* You are planning a pregnancy and may have been at risk of infection
For information about sexually transmitted infections (STIs), including where and how to get tested, head here:-
There’s not enough room to go through the different types in depth, so head here for advice:- http://www.fpa.org.uk/help-and-advice/contraception-help
There are two types of pill, and a coil that can be used up to 5 days after unprotected sex or a condom breakage if you don’t want to get pregnant. They all work best if used within the first 24 hours, so don’t delay! Emergency pills can be obtained from most pharmacies, and pills and coils are available from most sexual health and family planning clinics.
More information can be found here:- http://www.fpa.org.uk/contraception-help/emergency-contraception
Unplanned pregnancy and abortion
Find out where you can go for help and advice if you are pregnant and are not sure you want a baby:- www.fpa.org.uk/help-and-advice/unplanned-pregnancy-abortion
For pregnancy and pre/post-abortion support you can call the Care Confidential helpline on 0300 4000 999
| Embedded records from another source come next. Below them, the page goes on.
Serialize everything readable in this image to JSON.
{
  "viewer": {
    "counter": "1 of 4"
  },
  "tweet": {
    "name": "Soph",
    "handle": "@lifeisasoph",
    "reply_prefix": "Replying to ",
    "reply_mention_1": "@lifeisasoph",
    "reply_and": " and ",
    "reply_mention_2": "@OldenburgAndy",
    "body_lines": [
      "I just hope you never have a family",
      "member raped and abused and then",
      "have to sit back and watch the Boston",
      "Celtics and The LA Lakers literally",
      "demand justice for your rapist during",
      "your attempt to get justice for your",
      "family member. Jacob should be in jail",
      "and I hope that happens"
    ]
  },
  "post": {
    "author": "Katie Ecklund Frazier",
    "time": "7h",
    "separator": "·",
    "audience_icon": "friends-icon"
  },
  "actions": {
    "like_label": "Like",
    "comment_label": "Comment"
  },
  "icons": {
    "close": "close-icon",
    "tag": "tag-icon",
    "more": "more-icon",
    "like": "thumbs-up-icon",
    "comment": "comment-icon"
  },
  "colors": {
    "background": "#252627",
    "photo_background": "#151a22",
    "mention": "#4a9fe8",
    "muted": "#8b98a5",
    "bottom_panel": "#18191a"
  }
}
If you are in immediate danger, or need urgent police assistance call 999.
Other support and resources:-
National Domestic Violence Helpline – 0808 2000 247
This is a 24hr, free national service for women experiencing domestic violence, their family, friends, colleagues and others calling on their behalf.
The Helpline can give support, help and information over the telephone, wherever the caller might be in the country. The Helpline is staffed 24 hours a day by fully trained female helpline support workers and volunteers. All calls are completely confidential. Translation facilities for callers whose first language is not English, and a service for callers who are deaf or hard of hearing are available.
More information can be found here:-
Sexual Assault and Abuse
If you are immediate danger or need urgent police assistance, call 999.
London based specialist centres providing practical, emotional and physical support for anyone who has been sexually assaulted, whether they want to report it to the police or not.
Urgent support available, but you MUST phone first. The police can also take you here in an emergency if you dial 999.
Camberwell – 020 3299 1599/ (out of hours 020 3299 9000)
Paddington – 020 3312 1101/ (out of hours 020 3312 6666)
Whitechapel – 020 7247 4787
The Survivors Trust
“Empowering survivors of rape, sexual violence or childhood sexual abuse to work through and beyond their experiences.”
Website includes details of national helplines and other websites, Independent Sexual Violence Adviser services, and Sexual Assault Referral centres such as Havens.
Rape Crisis UK
Feminist organisation providing support for those who have experienced any kind of sexual violence. Provides direction to women only services including face-to-face counselling.
National Rape and Abuse Helpline:- 080 8802 9999
Go here for details of women-only London services:-www.rapecrisis.org.uk/centres_show.php
Info and support for men and boys who have been raped or sexually abused. Webchat available.
0845 122 1201